Japan’s Prime Minister Shinzo Abe made a comical cameo as Nintendo video game character Super Mario as Tokyo set out its store for 2020.

“The Japanese government will … work hard so it will be the best Olympics ever,” Abe said as he met Japanese medal-winners earlier.

Security scares and logistical problems were a feature of South America’s first Olympics, held against the backdrop of Brazil’s political and economic crisis.

Swathes of empty seats caused disquiet but the Games also witnessed the last hurrahs of both Usain Bolt and Michael Phelps, who both lived up to their billing.
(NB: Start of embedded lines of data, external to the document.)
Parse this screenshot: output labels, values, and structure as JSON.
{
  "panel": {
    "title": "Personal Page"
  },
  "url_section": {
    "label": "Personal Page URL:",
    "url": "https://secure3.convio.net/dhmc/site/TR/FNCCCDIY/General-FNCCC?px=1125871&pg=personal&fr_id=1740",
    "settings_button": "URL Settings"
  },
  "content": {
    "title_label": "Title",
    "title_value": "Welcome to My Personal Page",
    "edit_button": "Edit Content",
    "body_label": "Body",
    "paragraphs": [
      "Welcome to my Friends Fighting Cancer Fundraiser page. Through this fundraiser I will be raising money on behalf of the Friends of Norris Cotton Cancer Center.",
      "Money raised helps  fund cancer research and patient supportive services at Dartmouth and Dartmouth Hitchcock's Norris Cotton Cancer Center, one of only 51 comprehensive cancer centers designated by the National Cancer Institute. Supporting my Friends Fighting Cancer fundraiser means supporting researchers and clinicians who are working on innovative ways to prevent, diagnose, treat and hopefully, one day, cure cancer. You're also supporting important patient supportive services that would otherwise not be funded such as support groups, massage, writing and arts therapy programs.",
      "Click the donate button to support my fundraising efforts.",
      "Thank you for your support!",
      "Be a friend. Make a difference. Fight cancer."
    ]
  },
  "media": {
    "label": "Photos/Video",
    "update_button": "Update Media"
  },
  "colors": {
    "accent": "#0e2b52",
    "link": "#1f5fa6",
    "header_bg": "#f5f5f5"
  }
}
Bolt sealed the sprint “triple triple” in his final Games, reaching a record-equaling nine gold medals with his third consecutive 100-meter, 200-meter and 4×100-meter sweep.

Swim legend Phelps took his unmatched career haul to 23 gold medals with another five in Rio — plus a silver, after his loss to former childhood fan Joseph Schooling.

Brazil came late to the party but the country celebrated long and loud when Neymar won a gold-medal penalty shoot-out against Germany to erase memories of their 7-1 World Cup semi-final humiliation in 2014.

America matched its tally of 46 golds from London four years ago to lead the medals table from Britain, who sealed surprise second place ahead of China with 27 golds to 26.

“We are one of those sporting superpowers now,” beamed UK Sport chief executive Liz Nicholl.